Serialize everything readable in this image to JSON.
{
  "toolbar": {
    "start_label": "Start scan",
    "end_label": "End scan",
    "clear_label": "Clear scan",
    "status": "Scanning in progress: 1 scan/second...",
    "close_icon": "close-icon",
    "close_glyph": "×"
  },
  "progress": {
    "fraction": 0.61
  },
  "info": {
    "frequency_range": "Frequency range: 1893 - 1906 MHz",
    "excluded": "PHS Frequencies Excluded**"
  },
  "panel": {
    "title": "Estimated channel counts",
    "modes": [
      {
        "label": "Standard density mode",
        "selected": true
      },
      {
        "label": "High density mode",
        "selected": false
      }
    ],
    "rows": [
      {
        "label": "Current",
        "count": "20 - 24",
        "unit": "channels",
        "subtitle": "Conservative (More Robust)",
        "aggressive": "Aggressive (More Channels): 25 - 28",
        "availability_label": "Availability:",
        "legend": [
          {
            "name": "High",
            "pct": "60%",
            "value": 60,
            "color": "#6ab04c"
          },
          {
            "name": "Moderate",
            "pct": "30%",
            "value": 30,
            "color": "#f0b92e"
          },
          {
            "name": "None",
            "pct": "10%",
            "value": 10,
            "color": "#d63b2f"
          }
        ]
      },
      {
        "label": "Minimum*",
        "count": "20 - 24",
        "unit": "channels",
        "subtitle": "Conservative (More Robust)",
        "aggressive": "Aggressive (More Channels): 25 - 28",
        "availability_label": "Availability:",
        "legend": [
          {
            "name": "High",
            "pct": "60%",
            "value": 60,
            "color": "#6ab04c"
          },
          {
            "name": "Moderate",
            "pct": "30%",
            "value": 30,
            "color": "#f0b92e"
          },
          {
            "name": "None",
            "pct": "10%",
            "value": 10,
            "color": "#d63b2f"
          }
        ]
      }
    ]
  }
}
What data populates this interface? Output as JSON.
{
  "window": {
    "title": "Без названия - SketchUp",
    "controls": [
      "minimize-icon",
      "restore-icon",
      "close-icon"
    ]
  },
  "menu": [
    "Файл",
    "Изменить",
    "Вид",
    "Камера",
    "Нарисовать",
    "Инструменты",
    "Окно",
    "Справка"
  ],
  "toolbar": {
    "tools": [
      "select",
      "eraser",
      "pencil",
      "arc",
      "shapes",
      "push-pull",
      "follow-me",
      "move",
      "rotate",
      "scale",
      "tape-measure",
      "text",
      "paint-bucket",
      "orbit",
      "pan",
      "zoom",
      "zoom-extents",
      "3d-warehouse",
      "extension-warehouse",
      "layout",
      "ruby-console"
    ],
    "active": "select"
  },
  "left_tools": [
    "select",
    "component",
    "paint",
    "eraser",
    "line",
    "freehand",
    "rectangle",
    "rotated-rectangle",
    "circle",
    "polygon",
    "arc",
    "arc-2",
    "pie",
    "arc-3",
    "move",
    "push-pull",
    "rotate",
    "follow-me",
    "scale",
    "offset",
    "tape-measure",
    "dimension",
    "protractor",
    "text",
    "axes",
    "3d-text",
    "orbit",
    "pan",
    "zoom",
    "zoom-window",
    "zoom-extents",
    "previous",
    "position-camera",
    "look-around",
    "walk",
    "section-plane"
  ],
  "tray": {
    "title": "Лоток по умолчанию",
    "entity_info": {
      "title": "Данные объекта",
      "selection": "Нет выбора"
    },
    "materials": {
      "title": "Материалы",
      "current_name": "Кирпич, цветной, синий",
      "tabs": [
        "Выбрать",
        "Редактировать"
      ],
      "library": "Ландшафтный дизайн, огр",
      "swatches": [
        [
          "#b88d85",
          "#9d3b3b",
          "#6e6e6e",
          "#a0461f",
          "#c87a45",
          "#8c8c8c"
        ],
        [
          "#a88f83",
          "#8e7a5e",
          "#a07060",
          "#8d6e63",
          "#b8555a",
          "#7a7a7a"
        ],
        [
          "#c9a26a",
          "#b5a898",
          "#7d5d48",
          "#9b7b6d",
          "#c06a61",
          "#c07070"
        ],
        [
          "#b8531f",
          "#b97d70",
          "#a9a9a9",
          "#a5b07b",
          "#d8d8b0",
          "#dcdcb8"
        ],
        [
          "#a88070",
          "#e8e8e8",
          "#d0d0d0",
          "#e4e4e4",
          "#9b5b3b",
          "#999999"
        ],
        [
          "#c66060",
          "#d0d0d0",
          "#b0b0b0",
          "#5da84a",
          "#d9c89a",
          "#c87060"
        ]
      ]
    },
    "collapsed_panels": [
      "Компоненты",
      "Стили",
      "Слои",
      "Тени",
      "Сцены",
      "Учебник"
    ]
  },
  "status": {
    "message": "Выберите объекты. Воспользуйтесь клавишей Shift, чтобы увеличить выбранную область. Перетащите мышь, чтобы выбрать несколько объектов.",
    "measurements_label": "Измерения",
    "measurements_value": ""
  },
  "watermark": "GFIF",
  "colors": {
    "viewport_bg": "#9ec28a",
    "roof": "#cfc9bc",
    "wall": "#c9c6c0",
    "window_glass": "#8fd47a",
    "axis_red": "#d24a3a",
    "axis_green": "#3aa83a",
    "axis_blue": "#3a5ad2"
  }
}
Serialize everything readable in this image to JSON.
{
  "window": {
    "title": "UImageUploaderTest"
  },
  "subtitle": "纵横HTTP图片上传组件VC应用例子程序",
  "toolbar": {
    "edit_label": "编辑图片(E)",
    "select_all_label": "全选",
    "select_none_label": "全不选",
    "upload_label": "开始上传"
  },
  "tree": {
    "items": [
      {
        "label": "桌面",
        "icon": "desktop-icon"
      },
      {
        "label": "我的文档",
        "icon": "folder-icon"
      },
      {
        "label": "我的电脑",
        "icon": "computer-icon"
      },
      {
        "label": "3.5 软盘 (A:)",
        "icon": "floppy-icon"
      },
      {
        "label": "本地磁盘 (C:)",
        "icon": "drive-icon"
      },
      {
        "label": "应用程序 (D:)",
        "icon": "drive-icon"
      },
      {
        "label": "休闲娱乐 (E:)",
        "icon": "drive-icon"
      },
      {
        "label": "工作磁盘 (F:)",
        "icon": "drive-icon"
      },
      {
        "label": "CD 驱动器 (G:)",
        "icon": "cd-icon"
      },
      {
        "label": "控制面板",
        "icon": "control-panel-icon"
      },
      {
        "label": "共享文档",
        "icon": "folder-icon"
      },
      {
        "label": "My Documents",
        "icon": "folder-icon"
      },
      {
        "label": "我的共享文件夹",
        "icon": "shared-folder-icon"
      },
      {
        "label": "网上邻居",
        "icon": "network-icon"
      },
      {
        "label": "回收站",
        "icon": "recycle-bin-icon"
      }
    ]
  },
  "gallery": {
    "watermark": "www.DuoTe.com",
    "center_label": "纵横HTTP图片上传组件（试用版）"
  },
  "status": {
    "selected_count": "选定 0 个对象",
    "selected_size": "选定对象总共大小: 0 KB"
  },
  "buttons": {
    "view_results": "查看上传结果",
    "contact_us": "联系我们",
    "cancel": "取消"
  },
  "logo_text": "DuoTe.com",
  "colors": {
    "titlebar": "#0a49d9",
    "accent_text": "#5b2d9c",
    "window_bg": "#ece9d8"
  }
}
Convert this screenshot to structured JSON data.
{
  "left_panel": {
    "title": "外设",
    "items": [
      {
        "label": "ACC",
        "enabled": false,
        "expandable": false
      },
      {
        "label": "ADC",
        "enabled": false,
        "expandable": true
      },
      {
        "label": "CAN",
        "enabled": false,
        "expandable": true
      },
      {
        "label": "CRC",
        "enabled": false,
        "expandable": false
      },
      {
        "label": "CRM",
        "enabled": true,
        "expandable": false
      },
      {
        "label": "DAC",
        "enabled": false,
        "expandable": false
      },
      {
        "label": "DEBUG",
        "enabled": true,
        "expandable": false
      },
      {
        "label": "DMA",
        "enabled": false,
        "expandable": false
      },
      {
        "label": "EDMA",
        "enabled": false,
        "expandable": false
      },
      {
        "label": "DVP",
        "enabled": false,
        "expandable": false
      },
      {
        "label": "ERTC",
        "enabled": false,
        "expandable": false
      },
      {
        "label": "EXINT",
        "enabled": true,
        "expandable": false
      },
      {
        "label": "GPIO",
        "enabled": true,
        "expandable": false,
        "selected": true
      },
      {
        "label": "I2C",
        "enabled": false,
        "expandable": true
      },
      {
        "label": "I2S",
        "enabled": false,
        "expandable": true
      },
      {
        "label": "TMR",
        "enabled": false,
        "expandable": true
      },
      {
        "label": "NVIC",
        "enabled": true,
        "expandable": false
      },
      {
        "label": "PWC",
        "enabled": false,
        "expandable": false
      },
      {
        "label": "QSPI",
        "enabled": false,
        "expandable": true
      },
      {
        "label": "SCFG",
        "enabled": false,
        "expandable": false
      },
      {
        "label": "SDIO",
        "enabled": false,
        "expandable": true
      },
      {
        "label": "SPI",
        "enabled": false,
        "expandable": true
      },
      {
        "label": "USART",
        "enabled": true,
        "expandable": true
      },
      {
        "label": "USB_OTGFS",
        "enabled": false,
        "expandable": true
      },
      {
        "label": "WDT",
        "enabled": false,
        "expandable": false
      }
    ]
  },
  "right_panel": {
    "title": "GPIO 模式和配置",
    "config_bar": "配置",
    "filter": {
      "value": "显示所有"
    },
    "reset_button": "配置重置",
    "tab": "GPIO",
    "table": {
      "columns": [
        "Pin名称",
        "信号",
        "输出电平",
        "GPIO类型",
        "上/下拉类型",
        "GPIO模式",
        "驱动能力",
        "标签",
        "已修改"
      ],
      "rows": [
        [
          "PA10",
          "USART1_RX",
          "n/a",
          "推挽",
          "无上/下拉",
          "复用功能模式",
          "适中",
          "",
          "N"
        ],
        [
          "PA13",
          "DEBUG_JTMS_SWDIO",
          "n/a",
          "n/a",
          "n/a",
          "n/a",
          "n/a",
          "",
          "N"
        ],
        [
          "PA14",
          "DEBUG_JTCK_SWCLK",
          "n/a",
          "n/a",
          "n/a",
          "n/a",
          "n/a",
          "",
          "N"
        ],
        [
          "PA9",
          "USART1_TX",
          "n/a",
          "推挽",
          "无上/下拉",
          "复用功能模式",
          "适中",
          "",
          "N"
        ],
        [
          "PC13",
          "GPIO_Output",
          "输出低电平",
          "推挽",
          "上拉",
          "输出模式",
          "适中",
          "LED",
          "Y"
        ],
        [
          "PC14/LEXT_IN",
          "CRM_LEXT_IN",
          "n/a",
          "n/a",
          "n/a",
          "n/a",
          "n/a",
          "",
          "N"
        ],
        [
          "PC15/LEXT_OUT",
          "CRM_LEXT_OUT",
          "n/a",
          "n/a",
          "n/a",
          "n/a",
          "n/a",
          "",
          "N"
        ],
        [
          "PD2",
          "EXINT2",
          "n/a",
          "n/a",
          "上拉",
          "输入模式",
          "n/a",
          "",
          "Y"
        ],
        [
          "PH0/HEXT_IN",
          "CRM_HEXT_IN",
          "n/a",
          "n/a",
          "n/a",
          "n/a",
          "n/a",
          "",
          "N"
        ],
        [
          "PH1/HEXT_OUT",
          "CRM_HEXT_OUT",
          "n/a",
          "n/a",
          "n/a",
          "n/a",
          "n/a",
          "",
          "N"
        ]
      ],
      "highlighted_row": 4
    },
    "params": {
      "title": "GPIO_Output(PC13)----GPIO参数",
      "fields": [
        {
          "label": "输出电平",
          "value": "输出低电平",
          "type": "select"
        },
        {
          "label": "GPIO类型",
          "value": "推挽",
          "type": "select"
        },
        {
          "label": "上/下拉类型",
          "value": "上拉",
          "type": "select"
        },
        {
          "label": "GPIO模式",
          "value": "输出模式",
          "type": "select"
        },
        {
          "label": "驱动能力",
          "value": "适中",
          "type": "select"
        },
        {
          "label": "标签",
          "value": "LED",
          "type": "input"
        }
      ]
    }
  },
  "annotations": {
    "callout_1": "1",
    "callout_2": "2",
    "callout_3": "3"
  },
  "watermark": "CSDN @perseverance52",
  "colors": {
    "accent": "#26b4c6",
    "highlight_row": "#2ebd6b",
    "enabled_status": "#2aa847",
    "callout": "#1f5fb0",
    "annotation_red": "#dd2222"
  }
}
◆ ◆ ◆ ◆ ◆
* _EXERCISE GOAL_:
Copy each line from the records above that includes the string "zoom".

* _WRITTEN ANSWER_:
      "zoom",
      "zoom-extents",
    "zoom",
    "zoom-window",
    "zoom-extents",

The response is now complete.